The Wisconsin Veterans Museum is collecting audio of military veterans across the state. Their stories will be preserved for future generations. An interviewer records the veteran’s recollection of his or her military experience, each portraying a different perspective.
“Because we’re a veterans museum; we’re not a war museum and we’re not a military museum. We’re a museum that focuses on that veterans experience.”
Ellen Brooks is the first permanent full-time oral historian, overseeing the museum’s Oral History Project, which began 20 years ago. Almost 1,900 interviews have been recorded.
“Almost half of them are transcribed and the rest are in the process. The variety of the interviews is so impressive to me,” Brooks says, “and we’re looking to increase the diversity of the veterans, as well.”
AUDIO: No matter how many interviews they get, Brooks says they’ll continue to pursue more in order to show a variety of experiences. :55
Brooks will have the interviews transcribed, archived, and available for the public — some are already online. She is in search of more stories, before they are lost or forgotten. Brooks says there are many “gut wrenching” as well as light-hearted memories. They are all part of the veteran experience.
“Kind of a theme that I always see, that I find really interesting, is just people talking about how the military really brought them up and how the military made them the person that they are today.”

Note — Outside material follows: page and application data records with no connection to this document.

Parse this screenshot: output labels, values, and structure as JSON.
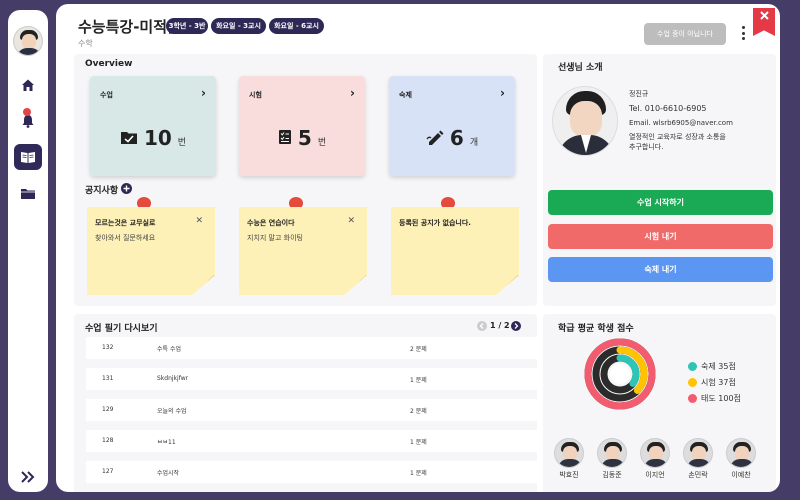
{
  "header": {
    "title": "수능특강-미적분",
    "subject": "수학",
    "badges": [
      "3학년 - 3반",
      "화요일 - 3교시",
      "화요일 - 6교시"
    ],
    "status_button": "수업 중이 아닙니다"
  },
  "overview": {
    "title": "Overview",
    "cards": [
      {
        "label": "수업",
        "value": "10",
        "unit": "번",
        "color": "#d8e8e6"
      },
      {
        "label": "시험",
        "value": "5",
        "unit": "번",
        "color": "#f9dddd"
      },
      {
        "label": "숙제",
        "value": "6",
        "unit": "개",
        "color": "#d8e2f6"
      }
    ]
  },
  "notices": {
    "title": "공지사항",
    "items": [
      {
        "title": "모르는것은 교무실로",
        "text": "찾아와서 질문하세요"
      },
      {
        "title": "수능은 연습이다",
        "text": "지치지 말고 화이팅"
      },
      {
        "title": "등록된 공지가 없습니다.",
        "text": ""
      }
    ]
  },
  "teacher": {
    "section_title": "선생님 소개",
    "name": "정진규",
    "tel": "Tel. 010-6610-6905",
    "email": "Email. wlsrb6905@naver.com",
    "bio_line1": "열정적인 교육자로 성장과 소통을",
    "bio_line2": "추구합니다."
  },
  "actions": {
    "start": "수업 시작하기",
    "exam": "시험 내기",
    "homework": "숙제 내기"
  },
  "notes_list": {
    "title": "수업 필기 다시보기",
    "page": "1 / 2",
    "rows": [
      {
        "id": "132",
        "name": "수특 수업",
        "count": "2 문제"
      },
      {
        "id": "131",
        "name": "Skdnjkjfwr",
        "count": "1 문제"
      },
      {
        "id": "129",
        "name": "오늘의 수업",
        "count": "2 문제"
      },
      {
        "id": "128",
        "name": "ㅂㅂ11",
        "count": "1 문제"
      },
      {
        "id": "127",
        "name": "수업시작",
        "count": "1 문제"
      }
    ]
  },
  "scores": {
    "title": "학급 평균 학생 점수",
    "legend": [
      {
        "label": "숙제 35점",
        "value": 35,
        "color": "#2ec4b6"
      },
      {
        "label": "시험 37점",
        "value": 37,
        "color": "#ffc300"
      },
      {
        "label": "태도 100점",
        "value": 100,
        "color": "#f25c6e"
      }
    ],
    "students": [
      "박효진",
      "김동준",
      "이지언",
      "손민락",
      "이예찬"
    ]
  }
}
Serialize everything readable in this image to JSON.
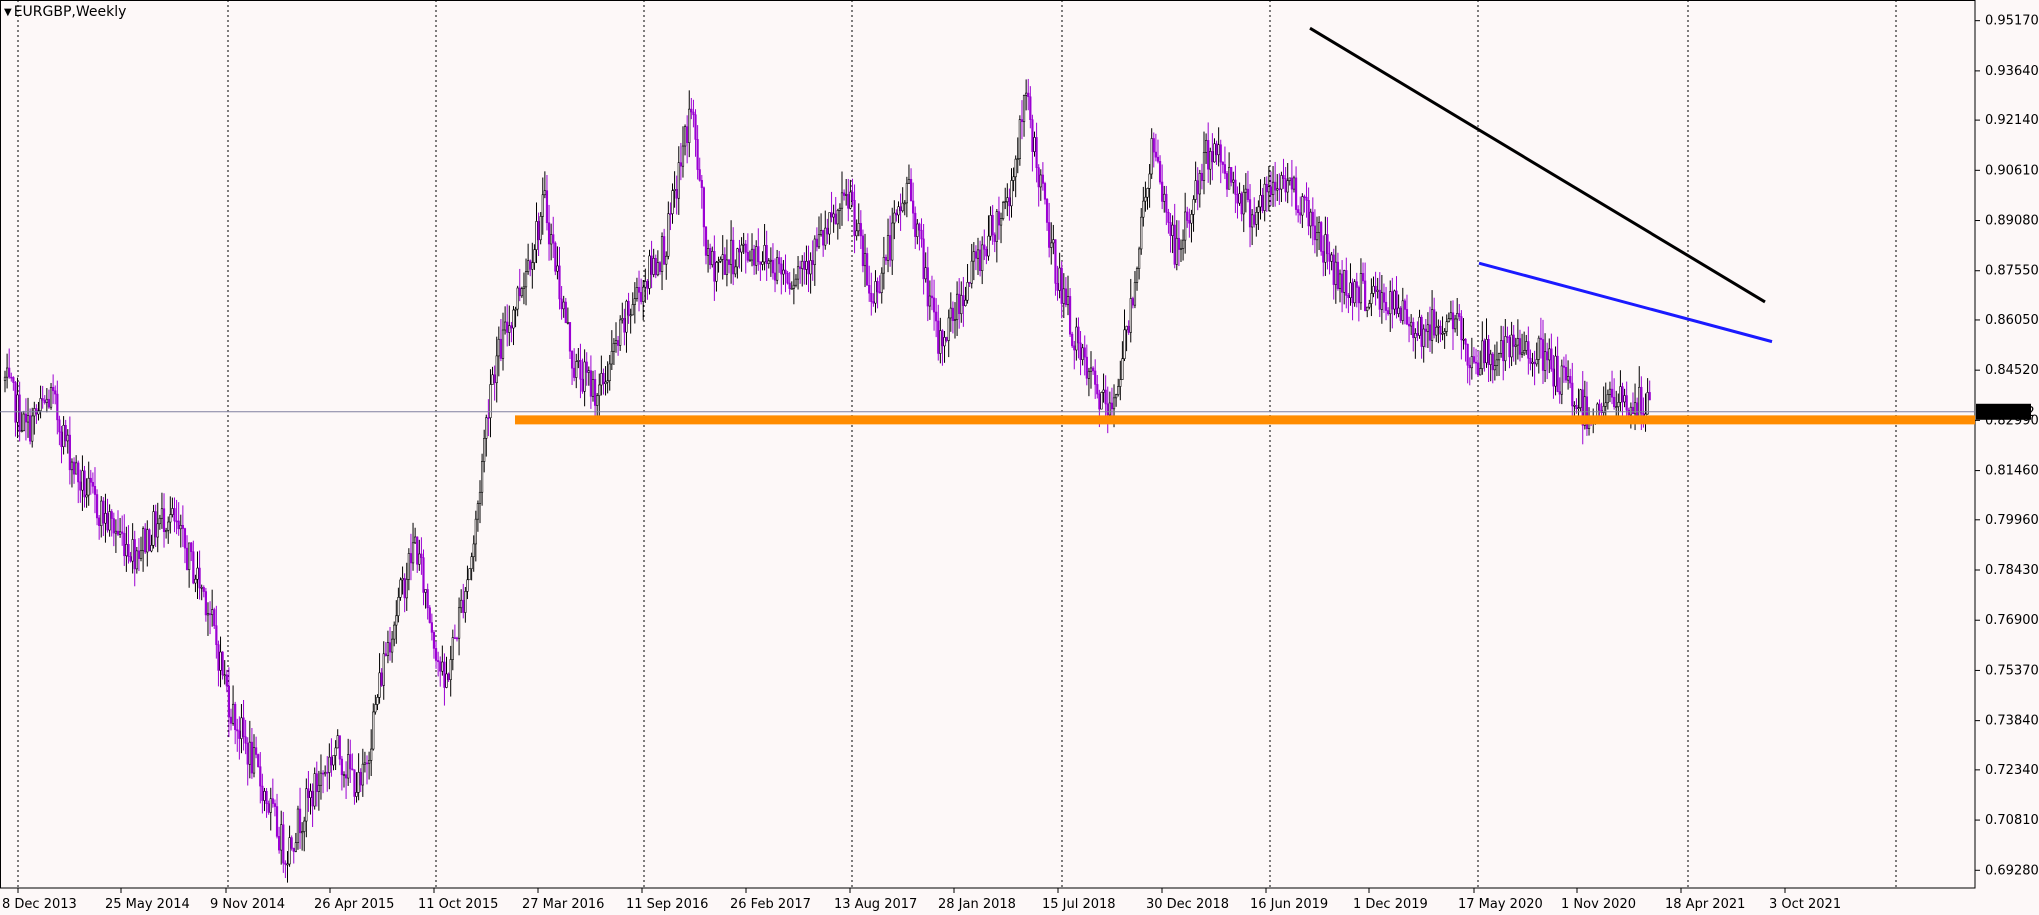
{
  "header": {
    "menu_icon": "triangle-down-icon",
    "symbol_label": "EURGBP,Weekly"
  },
  "colors": {
    "background": "#fdf8f8",
    "bull_candle": "#000000",
    "bear_candle": "#9b00d3",
    "support_zone": "#ff8c00",
    "upper_trendline": "#000000",
    "lower_trendline": "#1a1aff",
    "current_price_line": "#8080a0",
    "price_tag_bg": "#000000",
    "price_tag_text": "#ffffff",
    "grid": "#000000"
  },
  "chart_data": {
    "type": "candlestick",
    "title": "EURGBP,Weekly",
    "x_labels": [
      "8 Dec 2013",
      "25 May 2014",
      "9 Nov 2014",
      "26 Apr 2015",
      "11 Oct 2015",
      "27 Mar 2016",
      "11 Sep 2016",
      "26 Feb 2017",
      "13 Aug 2017",
      "28 Jan 2018",
      "15 Jul 2018",
      "30 Dec 2018",
      "16 Jun 2019",
      "1 Dec 2019",
      "17 May 2020",
      "1 Nov 2020",
      "18 Apr 2021",
      "3 Oct 2021"
    ],
    "y_ticks": [
      "0.95170",
      "0.93640",
      "0.92140",
      "0.90610",
      "0.89080",
      "0.87550",
      "0.86050",
      "0.84520",
      "0.82990",
      "0.81460",
      "0.79960",
      "0.78430",
      "0.76900",
      "0.75370",
      "0.73840",
      "0.72340",
      "0.70810",
      "0.69280"
    ],
    "ylim": [
      0.6874,
      0.958
    ],
    "current_price": "0.83252",
    "grid": "vertical dotted at label dates",
    "close_path_weekly": [
      [
        0,
        0.842
      ],
      [
        10,
        0.827
      ],
      [
        22,
        0.837
      ],
      [
        35,
        0.812
      ],
      [
        48,
        0.8
      ],
      [
        62,
        0.79
      ],
      [
        78,
        0.802
      ],
      [
        96,
        0.776
      ],
      [
        108,
        0.742
      ],
      [
        122,
        0.72
      ],
      [
        134,
        0.698
      ],
      [
        142,
        0.71
      ],
      [
        158,
        0.73
      ],
      [
        170,
        0.717
      ],
      [
        182,
        0.76
      ],
      [
        196,
        0.793
      ],
      [
        210,
        0.748
      ],
      [
        224,
        0.792
      ],
      [
        232,
        0.842
      ],
      [
        246,
        0.87
      ],
      [
        258,
        0.896
      ],
      [
        272,
        0.846
      ],
      [
        284,
        0.838
      ],
      [
        300,
        0.866
      ],
      [
        316,
        0.884
      ],
      [
        328,
        0.926
      ],
      [
        336,
        0.877
      ],
      [
        358,
        0.882
      ],
      [
        376,
        0.874
      ],
      [
        392,
        0.886
      ],
      [
        404,
        0.898
      ],
      [
        414,
        0.866
      ],
      [
        432,
        0.902
      ],
      [
        446,
        0.852
      ],
      [
        464,
        0.878
      ],
      [
        480,
        0.899
      ],
      [
        488,
        0.928
      ],
      [
        500,
        0.882
      ],
      [
        514,
        0.848
      ],
      [
        528,
        0.831
      ],
      [
        536,
        0.856
      ],
      [
        548,
        0.913
      ],
      [
        560,
        0.88
      ],
      [
        576,
        0.914
      ],
      [
        596,
        0.893
      ],
      [
        612,
        0.904
      ],
      [
        624,
        0.892
      ],
      [
        638,
        0.872
      ],
      [
        660,
        0.866
      ],
      [
        678,
        0.857
      ],
      [
        692,
        0.861
      ],
      [
        700,
        0.849
      ],
      [
        716,
        0.85
      ],
      [
        730,
        0.852
      ],
      [
        748,
        0.839
      ],
      [
        756,
        0.832
      ],
      [
        768,
        0.836
      ],
      [
        786,
        0.834
      ]
    ],
    "annotations": [
      {
        "type": "support_zone",
        "price": 0.8299,
        "color": "#ff8c00",
        "start_label": "27 Mar 2016"
      },
      {
        "type": "trendline",
        "color": "#000000",
        "from": [
          "1 Dec 2019",
          0.9494
        ],
        "to": [
          "after 3 Oct 2021",
          0.866
        ]
      },
      {
        "type": "trendline",
        "color": "#1a1aff",
        "from": [
          "1 Nov 2020",
          0.8778
        ],
        "to": [
          "after 3 Oct 2021",
          0.8539
        ]
      }
    ]
  }
}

The interviews are conducted by trained volunteers, many of whom are veterans themselves. They are currently focusing on the aging WWII population, but all veterans in all branches of the military are encouraged to tell their story — as long as they have ties to Wisconsin.
AUDIO: Jackie Johnson report 1:49